_What the task requires_
Go through the records below and copy out every line that contains the word "HORSE".

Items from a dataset
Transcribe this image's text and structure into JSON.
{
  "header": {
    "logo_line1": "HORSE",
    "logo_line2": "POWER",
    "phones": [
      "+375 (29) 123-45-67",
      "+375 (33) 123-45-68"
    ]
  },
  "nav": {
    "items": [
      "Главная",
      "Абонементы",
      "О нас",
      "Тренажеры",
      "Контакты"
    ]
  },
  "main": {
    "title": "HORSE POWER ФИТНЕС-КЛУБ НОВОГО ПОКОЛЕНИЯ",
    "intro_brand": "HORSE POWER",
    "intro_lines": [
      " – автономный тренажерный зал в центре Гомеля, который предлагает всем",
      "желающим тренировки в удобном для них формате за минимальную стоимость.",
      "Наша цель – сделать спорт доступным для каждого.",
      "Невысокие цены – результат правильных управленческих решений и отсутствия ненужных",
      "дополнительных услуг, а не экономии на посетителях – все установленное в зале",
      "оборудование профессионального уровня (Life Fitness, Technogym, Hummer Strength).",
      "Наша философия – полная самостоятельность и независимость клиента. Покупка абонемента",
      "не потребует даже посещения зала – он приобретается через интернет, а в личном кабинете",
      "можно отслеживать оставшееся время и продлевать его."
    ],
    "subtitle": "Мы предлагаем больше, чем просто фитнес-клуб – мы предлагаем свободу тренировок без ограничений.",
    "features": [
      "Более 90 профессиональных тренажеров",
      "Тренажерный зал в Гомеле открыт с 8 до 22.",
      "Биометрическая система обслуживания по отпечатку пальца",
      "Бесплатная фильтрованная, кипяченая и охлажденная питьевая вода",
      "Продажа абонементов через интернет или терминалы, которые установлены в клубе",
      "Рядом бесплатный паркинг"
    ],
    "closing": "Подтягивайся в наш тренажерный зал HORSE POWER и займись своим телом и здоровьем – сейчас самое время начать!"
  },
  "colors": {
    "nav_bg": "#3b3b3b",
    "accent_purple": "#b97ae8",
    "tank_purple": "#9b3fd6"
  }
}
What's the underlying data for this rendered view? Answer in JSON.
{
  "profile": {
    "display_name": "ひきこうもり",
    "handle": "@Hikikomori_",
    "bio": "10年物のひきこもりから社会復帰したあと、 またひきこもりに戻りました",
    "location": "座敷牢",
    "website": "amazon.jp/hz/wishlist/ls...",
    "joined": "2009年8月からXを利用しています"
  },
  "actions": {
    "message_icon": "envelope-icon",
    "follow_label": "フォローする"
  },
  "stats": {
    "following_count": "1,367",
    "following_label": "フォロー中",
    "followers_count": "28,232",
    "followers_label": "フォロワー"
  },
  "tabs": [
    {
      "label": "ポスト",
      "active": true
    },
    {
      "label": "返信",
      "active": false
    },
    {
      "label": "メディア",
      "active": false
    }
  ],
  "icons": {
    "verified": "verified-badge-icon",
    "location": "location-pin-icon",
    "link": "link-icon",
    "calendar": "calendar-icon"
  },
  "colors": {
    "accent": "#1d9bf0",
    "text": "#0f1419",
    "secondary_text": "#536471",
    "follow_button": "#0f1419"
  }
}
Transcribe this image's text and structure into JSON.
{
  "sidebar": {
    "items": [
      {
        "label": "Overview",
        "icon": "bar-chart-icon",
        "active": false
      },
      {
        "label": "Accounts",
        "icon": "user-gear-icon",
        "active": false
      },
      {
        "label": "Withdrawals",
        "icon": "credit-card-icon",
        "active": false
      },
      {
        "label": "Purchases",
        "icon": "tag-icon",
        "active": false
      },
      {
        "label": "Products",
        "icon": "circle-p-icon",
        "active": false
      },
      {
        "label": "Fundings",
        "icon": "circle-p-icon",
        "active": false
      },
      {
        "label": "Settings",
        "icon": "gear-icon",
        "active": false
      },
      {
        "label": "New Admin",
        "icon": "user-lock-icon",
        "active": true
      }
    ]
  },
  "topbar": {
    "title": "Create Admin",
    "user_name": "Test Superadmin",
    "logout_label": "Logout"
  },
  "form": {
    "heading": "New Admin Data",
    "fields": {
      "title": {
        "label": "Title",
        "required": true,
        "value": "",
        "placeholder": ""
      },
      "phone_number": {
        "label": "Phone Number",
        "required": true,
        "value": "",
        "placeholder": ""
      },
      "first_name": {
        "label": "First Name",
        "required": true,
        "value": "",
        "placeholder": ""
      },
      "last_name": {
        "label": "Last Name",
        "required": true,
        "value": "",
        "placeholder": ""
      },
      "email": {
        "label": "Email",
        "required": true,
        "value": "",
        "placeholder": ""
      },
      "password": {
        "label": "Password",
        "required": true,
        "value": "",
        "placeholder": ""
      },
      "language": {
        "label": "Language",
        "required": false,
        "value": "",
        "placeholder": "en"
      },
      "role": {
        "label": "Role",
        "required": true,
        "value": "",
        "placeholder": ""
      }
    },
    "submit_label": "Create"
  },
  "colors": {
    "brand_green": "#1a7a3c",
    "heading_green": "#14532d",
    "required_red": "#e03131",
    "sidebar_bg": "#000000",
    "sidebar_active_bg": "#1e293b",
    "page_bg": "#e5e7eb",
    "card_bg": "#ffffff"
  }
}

_Answer to the problem_
    "logo_line1": "HORSE",
    "title": "HORSE POWER ФИТНЕС-КЛУБ НОВОГО ПОКОЛЕНИЯ",
    "intro_brand": "HORSE POWER",
    "closing": "Подтягивайся в наш тренажерный зал HORSE POWER и займись своим телом и здоровьем – сейчас самое время начать!"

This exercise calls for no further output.